Defensively, the Irish switched to a two-three zone and held the Shockers to just 41 percent from the floor and 3-of-12 from 3.And while Colson and Farrell led the way for the Irish — Colson finished with game-highs 25 points and 11 rebounds, while Farrell added 15 points and three steals on his way to tournament MVP honors — it was neither of them who ended up hitting the two most important shots for the Irish on the night from the foul line. After a close, back-and-forth final four minutes of action, Brey went to Geben to score the go-ahead points. “We never ran that look out of it [before], we never run that,” Brey said of the inbounds play. “ … [Farrell] came off it first, he takes a lot of traffic.
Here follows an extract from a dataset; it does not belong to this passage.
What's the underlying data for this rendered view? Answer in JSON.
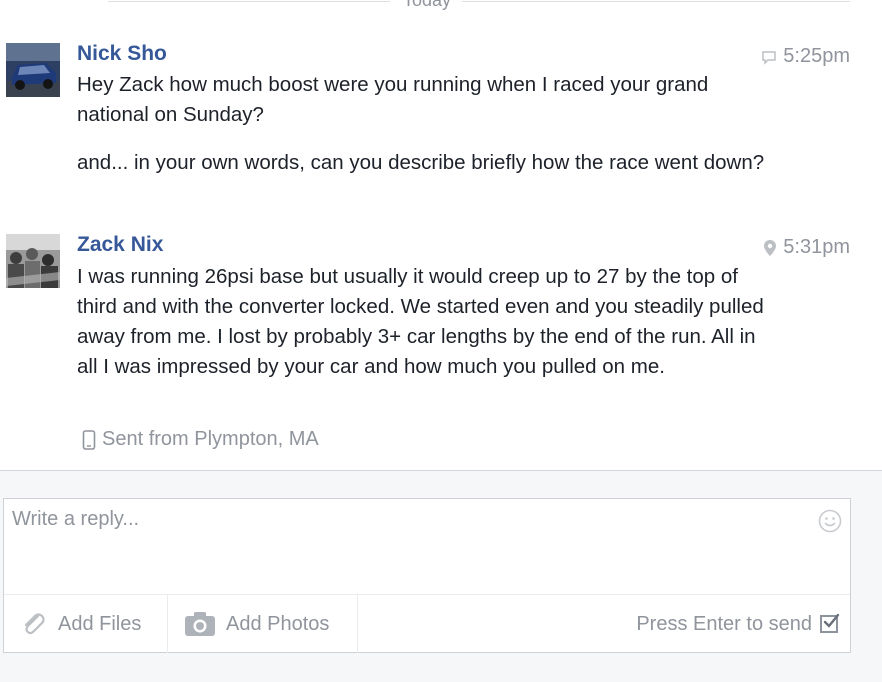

Then, [Colson] came off it. And the great thing, I kept telling them even though they were fired up, is ‘Don’t rush to it, let it develop.’ [Geben] did a great job diving hard, [Plueger] is great taking the ball out of bounds and I would’ve been shocked had [Geben] missed.” And when he delivered, the Irish were able to complete their comeback — leading in the game for only 22 seconds and winning by a one-point margin after trailing by as many as 16. “We got veteran guys,” Farrell said. “ … We’ve been in [similar] game situations before, we were confident when it got down to those last 20 seconds, and it’s just about making winning plays and trusting in each other.” Ahead of Wednesday’s battle with Wichita State, Notre Dame had to dispatch of Chaminade on Monday and LSU on Tuesday. Against the Silverswords (3-2), the Irish shot nearly 54 percent from the floor and forced 12 turnovers en route to an 83-56 win. And against the Tigers (3-2) in the semifinals, the Irish upped their play by knocking down 15 3-point field goals and holding the Tigers to just under 37 percent shooting from the floor to coast to a 92-53 win. “I wish I could bottle that for the rest of the season,” Brey said Tuesday of his team’s win over the Tigers. “We really played well on both ends of the floor. Our experience showed, and I’m just thrilled with our defense. … I think the difference with our group is how we’re playing defense.” And for one half of play Wednesday, the Irish were able to dip into that bottle again, allowing them to head into Thanksgiving as Maui Invitational champions. “We fight. We fight, and we give it our all every game,” Colson said after the win. “We give a lot of credit to Wichita State. They came out hitting shots, but we stayed composed and our talk in the locker room was phenomenal — everybody came together and said, ‘Hey, we got to pick things up,” and we did that. We just came out fighting. “ … We were hungry for this. We wanted another trophy in our locker room, and it’s great for our program.”